So far the Lions have played 160 minutes of rugby and have a solitary try from a back – Anthony Watson – to show for it. It’s hardly inflicting rugby chaos on the opposition. In both games, Ben Te’o aside, midfielders have had fairly anonymous games, with players seemingly unfamiliar with Johnny Sexton’s deep wrap-round pass and the offloading stats were telling with the Blues getting the ball away on 14 occasions to the Lions’ four.
Contrast that with the Reiko Ioane try, when Perofeta did a looping cut-out pass, or when West hit the sweetest of lines. Lions fans are waiting for their X-factor moment but are unsure when they’re going to get it. Backs coach Rob Howley has his dissenters West of the Severn Bridge and they will only grow if the Lions backs continue to huff and puff.
The Blues danger men do the business
Sonny Bill Williams has had a wretched time with injury in the last 12 months and there were suggestions he would miss out on selection for the Lions Series. If that was the case, SBW hadn’t read the script. In the opening few minutes he secured a key turnover, stripped Stander of the ball minutes later and on the cusp of half-time, pounced on the ball to slide in under the sticks.

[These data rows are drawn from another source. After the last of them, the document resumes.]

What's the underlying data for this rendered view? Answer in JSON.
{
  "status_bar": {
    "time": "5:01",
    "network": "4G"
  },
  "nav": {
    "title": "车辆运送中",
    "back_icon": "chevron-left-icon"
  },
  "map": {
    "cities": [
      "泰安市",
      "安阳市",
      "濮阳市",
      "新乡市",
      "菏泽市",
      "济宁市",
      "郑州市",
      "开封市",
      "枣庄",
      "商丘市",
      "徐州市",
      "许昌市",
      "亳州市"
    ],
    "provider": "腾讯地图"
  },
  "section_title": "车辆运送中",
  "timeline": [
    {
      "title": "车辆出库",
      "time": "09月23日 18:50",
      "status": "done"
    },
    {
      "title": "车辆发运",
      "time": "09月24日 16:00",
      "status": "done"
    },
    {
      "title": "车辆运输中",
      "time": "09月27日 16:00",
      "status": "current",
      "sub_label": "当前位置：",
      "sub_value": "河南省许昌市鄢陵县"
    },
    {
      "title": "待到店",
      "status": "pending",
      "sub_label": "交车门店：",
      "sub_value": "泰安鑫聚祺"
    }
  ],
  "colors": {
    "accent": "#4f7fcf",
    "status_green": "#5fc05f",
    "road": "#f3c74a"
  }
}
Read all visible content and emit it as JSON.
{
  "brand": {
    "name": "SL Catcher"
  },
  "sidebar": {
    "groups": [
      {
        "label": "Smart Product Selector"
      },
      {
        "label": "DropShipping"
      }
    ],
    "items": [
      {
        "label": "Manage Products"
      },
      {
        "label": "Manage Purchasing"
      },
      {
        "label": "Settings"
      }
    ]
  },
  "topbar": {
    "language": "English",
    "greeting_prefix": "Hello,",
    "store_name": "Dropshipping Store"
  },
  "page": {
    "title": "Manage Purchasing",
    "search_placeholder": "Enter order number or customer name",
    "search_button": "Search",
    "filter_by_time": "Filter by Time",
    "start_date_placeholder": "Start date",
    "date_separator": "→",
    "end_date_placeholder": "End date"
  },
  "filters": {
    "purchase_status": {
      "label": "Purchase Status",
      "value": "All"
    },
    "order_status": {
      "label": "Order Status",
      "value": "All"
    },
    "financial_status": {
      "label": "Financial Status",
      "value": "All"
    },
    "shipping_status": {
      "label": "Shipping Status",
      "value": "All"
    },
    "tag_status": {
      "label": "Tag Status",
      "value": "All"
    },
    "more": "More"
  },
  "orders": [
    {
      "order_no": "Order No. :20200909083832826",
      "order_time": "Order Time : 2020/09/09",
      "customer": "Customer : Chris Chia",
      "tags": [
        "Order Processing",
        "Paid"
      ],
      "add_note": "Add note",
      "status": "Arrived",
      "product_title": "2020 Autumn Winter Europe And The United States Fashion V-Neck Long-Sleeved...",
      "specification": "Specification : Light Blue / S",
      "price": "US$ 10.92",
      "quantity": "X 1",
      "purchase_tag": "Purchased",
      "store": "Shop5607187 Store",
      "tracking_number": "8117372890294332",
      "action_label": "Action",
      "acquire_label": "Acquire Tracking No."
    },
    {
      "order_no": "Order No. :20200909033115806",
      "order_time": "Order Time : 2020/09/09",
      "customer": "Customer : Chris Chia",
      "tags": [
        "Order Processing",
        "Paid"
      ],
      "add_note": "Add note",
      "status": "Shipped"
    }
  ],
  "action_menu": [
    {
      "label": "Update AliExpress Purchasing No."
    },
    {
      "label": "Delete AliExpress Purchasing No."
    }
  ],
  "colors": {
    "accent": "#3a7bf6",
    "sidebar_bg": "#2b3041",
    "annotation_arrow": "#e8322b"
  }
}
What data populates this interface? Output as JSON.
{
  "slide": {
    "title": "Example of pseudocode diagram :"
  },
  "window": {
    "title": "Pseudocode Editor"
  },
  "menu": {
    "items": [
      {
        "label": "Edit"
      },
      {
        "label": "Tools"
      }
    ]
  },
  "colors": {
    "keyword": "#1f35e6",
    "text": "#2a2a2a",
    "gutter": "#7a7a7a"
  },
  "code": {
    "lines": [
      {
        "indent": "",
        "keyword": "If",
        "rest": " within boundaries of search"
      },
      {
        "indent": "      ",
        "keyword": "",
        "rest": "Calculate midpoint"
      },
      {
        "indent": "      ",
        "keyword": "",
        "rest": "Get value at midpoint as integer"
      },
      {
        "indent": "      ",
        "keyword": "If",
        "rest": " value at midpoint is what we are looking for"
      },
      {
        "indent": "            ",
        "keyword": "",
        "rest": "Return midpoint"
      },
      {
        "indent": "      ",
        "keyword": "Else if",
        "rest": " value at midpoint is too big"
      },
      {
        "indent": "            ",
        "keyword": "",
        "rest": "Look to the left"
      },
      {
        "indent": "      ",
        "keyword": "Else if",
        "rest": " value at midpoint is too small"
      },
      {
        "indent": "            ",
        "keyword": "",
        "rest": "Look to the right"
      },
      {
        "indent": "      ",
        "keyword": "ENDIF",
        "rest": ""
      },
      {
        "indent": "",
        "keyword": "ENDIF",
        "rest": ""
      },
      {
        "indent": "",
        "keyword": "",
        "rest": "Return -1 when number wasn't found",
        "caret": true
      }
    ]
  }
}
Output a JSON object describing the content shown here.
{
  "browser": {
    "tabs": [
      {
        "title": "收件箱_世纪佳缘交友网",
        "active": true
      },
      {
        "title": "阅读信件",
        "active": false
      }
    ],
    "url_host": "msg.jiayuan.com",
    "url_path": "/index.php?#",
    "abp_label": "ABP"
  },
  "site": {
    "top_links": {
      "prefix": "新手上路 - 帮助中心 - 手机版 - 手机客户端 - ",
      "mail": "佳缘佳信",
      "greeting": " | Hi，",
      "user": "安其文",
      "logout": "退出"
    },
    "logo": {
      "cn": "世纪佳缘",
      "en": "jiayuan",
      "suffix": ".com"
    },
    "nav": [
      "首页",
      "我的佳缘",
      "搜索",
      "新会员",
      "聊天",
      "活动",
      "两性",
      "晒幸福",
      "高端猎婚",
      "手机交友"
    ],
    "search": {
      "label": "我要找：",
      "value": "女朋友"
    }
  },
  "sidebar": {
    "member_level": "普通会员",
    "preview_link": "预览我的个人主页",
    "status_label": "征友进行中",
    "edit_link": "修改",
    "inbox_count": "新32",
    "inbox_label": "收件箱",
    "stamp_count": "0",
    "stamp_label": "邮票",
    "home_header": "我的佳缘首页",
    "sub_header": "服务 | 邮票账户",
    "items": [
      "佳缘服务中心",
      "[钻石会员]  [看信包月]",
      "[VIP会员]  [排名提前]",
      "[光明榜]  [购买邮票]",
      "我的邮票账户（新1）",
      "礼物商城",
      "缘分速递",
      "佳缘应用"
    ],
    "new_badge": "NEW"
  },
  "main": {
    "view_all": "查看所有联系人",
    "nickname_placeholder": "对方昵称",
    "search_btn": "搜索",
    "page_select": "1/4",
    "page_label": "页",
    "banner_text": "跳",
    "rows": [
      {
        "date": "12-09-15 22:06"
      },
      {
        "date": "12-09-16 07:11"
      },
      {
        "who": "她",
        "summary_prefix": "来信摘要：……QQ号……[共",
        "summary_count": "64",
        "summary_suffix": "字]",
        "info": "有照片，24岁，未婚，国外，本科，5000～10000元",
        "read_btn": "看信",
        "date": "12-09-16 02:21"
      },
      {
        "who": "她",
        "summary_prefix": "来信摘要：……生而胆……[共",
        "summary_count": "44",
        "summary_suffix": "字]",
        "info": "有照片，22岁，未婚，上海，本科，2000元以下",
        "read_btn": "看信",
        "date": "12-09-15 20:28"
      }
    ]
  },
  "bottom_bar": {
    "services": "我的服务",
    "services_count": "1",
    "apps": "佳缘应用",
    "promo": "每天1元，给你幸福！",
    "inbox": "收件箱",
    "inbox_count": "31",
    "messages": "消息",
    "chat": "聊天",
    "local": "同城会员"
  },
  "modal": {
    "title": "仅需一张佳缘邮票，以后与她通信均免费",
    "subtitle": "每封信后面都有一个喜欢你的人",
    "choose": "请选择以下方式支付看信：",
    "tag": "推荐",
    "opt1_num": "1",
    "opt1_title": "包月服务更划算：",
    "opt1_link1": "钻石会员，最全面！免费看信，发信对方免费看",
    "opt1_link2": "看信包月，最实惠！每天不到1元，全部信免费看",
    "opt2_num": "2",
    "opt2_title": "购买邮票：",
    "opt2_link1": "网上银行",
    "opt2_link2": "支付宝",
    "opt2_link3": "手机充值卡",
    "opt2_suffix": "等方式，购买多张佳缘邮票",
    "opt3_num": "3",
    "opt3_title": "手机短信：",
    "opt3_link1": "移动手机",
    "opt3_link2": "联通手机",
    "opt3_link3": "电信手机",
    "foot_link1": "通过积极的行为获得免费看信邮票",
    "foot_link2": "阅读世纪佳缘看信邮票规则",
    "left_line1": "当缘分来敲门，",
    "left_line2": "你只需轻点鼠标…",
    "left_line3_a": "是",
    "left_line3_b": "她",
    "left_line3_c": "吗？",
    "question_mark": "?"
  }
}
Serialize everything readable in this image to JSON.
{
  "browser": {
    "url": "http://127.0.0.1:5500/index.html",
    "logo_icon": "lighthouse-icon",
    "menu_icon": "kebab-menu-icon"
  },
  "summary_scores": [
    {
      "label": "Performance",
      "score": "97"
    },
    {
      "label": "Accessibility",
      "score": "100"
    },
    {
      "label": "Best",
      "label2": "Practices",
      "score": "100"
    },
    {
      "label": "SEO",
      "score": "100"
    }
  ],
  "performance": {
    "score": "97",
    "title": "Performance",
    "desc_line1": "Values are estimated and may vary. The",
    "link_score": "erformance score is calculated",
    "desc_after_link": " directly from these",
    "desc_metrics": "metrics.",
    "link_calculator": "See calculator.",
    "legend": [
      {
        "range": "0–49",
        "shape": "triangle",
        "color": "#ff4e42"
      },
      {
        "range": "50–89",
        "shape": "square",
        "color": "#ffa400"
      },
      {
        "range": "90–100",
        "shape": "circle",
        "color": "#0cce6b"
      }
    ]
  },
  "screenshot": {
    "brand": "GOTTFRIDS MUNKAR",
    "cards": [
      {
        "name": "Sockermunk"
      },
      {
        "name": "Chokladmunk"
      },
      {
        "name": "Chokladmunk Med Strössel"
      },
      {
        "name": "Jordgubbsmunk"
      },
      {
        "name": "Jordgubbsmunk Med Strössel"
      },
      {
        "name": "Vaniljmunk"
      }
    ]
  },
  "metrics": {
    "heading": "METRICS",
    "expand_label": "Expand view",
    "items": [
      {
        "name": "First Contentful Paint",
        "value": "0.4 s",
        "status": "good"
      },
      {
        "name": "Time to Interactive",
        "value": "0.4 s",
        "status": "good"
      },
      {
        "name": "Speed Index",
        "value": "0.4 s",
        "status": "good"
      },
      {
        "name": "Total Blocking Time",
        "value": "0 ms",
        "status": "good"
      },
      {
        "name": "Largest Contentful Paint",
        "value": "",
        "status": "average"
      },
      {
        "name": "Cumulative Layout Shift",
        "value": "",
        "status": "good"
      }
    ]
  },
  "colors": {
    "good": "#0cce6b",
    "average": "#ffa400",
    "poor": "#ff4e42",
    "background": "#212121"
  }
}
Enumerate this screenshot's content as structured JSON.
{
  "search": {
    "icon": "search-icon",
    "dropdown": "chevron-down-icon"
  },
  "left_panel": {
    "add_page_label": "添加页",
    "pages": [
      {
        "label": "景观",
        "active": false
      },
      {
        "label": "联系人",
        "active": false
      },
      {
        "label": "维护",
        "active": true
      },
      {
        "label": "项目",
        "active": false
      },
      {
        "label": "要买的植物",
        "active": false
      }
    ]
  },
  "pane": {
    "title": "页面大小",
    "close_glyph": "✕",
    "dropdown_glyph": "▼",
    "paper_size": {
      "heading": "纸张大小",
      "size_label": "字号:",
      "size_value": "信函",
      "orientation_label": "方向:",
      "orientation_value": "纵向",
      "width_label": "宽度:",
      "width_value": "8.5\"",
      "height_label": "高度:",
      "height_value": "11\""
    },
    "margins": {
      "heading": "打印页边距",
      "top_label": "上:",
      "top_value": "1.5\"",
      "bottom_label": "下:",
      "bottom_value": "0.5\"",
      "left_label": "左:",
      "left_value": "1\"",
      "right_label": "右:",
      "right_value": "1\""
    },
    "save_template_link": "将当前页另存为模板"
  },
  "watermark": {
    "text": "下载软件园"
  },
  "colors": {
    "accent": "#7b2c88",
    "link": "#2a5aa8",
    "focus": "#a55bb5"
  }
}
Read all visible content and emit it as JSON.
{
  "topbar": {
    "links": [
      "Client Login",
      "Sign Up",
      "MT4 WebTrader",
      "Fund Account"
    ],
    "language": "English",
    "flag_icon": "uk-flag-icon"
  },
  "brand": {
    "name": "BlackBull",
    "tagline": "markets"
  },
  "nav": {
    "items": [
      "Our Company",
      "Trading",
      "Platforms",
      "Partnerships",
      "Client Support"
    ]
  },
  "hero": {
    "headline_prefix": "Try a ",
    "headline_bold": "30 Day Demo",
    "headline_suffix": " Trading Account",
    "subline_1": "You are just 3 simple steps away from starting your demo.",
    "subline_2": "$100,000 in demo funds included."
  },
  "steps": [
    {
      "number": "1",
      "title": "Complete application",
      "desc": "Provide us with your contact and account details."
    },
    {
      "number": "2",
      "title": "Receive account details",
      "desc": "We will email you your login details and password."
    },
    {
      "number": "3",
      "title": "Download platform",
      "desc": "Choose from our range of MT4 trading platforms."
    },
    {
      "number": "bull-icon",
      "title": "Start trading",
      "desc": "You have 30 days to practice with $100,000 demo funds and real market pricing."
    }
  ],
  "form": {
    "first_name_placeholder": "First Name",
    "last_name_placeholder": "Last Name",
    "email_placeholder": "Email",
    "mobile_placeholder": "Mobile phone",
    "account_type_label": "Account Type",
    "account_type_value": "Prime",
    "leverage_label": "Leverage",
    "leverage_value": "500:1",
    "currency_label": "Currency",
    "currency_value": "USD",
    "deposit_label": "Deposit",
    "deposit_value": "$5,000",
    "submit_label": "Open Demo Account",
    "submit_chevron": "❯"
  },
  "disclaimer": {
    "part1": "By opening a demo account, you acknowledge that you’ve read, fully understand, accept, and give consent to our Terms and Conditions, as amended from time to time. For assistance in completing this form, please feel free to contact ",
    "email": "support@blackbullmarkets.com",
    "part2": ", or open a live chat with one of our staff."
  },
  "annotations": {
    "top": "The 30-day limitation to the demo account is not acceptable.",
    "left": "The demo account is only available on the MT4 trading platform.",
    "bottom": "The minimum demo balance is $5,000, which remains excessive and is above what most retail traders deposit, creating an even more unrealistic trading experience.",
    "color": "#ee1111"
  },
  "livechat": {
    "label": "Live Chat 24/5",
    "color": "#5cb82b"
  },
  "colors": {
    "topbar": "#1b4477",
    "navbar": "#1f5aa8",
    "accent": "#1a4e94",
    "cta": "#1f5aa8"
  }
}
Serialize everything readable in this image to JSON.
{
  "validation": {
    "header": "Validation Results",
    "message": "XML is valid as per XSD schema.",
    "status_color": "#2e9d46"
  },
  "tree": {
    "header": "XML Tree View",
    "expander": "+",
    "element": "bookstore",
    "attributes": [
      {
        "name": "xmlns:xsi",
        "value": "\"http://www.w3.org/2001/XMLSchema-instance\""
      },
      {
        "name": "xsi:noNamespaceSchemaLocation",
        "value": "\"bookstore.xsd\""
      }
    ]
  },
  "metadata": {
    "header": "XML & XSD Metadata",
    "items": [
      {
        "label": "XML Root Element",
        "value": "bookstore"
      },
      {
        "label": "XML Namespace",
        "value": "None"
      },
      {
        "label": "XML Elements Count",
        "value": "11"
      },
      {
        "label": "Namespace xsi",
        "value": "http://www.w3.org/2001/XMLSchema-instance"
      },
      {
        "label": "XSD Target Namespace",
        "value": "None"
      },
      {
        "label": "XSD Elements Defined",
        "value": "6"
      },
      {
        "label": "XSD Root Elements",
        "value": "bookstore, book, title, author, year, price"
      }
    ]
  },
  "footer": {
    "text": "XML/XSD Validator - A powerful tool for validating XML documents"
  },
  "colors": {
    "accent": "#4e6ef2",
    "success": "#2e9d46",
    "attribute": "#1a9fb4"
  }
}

He wasn’t finished either. In the second-half there was the trademark offload out of a tackle to Akira Ioane, before adding the coup de grace, with a perfectly weighted ‘catflap’ pass to Ihaia West to slice through the Lions defence. The other man to do his selection chances no harm was Reiko Ioane, who gave Jack Nowell a torrid time, showing the blistering pace that would have caught Steve Hansen’s eye.